» DESCRIPTION OF THE TASK
In the entries below, the word "JSON" appears on some lines. Copy each of those lines.

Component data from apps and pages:
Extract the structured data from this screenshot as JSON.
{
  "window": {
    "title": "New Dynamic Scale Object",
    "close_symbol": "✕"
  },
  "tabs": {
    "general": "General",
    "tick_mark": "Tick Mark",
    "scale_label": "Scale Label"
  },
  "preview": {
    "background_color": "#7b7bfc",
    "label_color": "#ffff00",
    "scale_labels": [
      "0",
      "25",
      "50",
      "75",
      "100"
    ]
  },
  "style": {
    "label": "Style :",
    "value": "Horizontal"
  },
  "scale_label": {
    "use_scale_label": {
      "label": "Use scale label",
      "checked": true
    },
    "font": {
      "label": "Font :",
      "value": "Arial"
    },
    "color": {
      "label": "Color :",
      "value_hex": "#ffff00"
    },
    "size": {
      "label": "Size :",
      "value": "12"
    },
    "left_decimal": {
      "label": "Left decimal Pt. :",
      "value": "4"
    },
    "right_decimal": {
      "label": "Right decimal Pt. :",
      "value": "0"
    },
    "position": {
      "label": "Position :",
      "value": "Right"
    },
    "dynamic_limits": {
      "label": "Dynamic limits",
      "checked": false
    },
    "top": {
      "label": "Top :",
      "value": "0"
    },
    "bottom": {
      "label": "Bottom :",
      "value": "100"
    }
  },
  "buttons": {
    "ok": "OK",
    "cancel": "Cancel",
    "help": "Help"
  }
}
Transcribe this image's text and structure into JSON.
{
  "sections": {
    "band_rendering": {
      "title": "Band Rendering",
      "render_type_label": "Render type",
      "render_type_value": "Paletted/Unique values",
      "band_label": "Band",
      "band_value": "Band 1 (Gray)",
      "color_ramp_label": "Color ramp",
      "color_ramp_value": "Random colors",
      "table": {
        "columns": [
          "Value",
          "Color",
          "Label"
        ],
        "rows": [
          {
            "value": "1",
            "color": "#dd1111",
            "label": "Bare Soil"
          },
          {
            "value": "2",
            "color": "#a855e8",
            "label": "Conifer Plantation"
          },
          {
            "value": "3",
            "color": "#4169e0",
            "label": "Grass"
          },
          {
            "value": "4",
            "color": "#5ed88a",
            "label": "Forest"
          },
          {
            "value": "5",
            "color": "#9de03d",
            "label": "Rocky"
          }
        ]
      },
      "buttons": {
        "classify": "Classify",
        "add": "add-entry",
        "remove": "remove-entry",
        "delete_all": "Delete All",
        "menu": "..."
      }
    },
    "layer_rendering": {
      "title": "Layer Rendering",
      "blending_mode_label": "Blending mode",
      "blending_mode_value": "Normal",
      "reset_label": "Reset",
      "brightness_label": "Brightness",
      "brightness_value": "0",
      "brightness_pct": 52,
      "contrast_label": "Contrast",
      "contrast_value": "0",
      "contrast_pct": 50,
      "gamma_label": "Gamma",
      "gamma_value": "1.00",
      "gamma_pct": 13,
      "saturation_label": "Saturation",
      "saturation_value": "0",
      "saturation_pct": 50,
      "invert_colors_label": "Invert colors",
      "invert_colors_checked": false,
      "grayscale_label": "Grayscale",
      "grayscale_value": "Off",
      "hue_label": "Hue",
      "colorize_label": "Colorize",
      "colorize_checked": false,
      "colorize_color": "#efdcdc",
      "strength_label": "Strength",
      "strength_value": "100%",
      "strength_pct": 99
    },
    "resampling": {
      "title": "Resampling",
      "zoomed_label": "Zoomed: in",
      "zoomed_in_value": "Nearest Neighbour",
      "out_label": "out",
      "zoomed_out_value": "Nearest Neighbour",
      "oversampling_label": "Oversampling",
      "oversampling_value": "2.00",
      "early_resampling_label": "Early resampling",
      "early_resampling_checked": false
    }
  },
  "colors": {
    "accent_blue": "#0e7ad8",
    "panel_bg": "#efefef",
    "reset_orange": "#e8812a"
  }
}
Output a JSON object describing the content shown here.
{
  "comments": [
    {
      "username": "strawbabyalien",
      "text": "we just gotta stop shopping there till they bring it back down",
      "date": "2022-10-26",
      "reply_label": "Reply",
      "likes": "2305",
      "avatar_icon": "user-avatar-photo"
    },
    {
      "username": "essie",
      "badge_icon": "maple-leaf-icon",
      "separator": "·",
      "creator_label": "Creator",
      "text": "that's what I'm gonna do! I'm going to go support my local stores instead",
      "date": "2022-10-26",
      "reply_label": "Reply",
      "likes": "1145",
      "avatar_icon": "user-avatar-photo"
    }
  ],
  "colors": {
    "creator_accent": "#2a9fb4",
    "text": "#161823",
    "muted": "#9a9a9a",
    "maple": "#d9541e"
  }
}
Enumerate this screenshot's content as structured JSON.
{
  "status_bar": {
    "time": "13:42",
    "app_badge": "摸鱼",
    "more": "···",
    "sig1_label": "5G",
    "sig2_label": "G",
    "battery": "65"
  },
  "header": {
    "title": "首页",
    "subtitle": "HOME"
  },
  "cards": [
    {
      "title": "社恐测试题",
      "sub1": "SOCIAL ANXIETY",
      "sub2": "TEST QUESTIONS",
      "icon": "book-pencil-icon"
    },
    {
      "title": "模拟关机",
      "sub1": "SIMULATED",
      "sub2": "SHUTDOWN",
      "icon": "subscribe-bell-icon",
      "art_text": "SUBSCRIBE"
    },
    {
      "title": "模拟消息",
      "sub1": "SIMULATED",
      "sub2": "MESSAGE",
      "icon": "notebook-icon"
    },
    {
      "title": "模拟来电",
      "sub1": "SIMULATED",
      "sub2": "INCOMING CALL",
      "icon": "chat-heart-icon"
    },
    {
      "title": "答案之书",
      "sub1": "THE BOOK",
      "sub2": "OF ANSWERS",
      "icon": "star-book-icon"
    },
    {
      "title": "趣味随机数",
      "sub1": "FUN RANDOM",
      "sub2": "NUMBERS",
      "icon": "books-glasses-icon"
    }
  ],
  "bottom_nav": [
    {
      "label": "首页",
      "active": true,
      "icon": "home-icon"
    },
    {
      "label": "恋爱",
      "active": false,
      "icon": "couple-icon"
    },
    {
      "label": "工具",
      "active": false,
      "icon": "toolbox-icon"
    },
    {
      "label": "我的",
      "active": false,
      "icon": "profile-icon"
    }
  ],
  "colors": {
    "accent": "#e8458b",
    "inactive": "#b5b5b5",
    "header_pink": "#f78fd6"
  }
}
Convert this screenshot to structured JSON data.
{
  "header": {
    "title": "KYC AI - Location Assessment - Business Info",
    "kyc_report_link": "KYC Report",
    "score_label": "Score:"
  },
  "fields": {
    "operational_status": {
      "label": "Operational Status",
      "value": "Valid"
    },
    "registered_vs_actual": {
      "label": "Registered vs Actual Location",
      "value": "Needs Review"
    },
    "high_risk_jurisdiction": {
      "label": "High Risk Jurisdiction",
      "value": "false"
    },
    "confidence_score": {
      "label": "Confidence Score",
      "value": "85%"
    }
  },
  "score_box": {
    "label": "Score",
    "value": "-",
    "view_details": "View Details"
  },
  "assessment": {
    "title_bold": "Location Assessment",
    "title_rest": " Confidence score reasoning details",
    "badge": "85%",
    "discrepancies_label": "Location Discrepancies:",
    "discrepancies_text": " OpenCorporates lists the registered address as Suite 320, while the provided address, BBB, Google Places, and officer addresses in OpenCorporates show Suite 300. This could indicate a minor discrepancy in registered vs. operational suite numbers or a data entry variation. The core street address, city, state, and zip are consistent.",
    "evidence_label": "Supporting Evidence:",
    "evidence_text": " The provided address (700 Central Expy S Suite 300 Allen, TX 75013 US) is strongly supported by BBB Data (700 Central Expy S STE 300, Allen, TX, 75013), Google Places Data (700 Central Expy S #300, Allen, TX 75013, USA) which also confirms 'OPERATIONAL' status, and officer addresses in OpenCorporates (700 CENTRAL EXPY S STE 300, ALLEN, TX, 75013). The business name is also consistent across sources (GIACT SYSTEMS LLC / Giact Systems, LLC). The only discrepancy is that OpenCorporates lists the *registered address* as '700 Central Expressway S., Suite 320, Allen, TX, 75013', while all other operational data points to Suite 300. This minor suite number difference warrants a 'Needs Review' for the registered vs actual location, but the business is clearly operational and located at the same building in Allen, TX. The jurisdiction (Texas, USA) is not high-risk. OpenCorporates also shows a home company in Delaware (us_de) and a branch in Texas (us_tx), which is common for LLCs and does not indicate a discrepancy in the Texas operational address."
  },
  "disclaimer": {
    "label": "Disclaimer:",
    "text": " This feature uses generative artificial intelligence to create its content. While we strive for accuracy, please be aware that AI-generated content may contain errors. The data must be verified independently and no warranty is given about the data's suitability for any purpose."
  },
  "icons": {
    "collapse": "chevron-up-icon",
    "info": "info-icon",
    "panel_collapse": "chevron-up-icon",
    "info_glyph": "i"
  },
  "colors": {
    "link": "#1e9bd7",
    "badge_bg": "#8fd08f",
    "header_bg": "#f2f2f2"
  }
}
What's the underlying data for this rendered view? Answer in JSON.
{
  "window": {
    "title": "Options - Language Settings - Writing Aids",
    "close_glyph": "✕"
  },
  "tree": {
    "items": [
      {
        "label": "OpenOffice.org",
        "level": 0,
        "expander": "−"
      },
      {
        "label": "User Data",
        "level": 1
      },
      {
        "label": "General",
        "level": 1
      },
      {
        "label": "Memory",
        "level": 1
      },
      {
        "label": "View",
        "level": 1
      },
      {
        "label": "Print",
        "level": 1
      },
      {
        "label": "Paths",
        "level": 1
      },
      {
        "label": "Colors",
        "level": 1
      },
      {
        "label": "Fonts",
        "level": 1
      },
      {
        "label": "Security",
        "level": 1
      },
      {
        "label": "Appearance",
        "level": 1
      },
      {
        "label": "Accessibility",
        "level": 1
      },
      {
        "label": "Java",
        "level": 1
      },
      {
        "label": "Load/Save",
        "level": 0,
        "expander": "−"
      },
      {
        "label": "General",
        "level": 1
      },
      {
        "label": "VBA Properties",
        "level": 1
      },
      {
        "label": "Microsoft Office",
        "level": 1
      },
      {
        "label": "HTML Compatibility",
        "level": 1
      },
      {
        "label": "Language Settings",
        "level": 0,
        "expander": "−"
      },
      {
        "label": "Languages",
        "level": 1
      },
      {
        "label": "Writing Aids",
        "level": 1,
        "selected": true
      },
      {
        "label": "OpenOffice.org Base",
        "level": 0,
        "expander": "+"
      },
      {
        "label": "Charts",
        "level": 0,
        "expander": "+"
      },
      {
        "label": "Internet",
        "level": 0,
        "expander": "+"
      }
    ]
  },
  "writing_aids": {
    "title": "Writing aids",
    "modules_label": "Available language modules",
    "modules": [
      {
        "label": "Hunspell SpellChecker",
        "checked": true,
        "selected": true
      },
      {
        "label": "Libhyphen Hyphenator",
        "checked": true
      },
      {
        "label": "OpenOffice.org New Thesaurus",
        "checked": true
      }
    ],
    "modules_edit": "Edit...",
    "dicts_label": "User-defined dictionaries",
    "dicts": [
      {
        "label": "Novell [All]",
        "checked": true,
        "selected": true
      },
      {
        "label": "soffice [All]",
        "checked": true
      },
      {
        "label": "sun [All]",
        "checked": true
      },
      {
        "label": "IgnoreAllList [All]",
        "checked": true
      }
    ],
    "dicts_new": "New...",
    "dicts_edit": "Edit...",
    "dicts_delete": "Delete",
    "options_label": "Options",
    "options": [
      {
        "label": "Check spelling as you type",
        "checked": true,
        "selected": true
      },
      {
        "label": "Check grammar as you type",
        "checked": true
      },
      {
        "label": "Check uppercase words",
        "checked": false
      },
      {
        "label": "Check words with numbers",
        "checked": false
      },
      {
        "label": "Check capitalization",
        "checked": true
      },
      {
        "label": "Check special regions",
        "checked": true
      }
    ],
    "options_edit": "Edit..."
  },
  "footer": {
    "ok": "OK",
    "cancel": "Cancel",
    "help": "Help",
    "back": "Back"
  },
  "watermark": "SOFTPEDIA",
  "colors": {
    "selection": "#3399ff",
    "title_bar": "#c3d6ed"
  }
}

» FINISHED TASK
Extract the structured data from this screenshot as JSON.
Transcribe this image's text and structure into JSON.
Output a JSON object describing the content shown here.
Enumerate this screenshot's content as structured JSON.
Convert this screenshot to structured JSON data.
What's the underlying data for this rendered view? Answer in JSON.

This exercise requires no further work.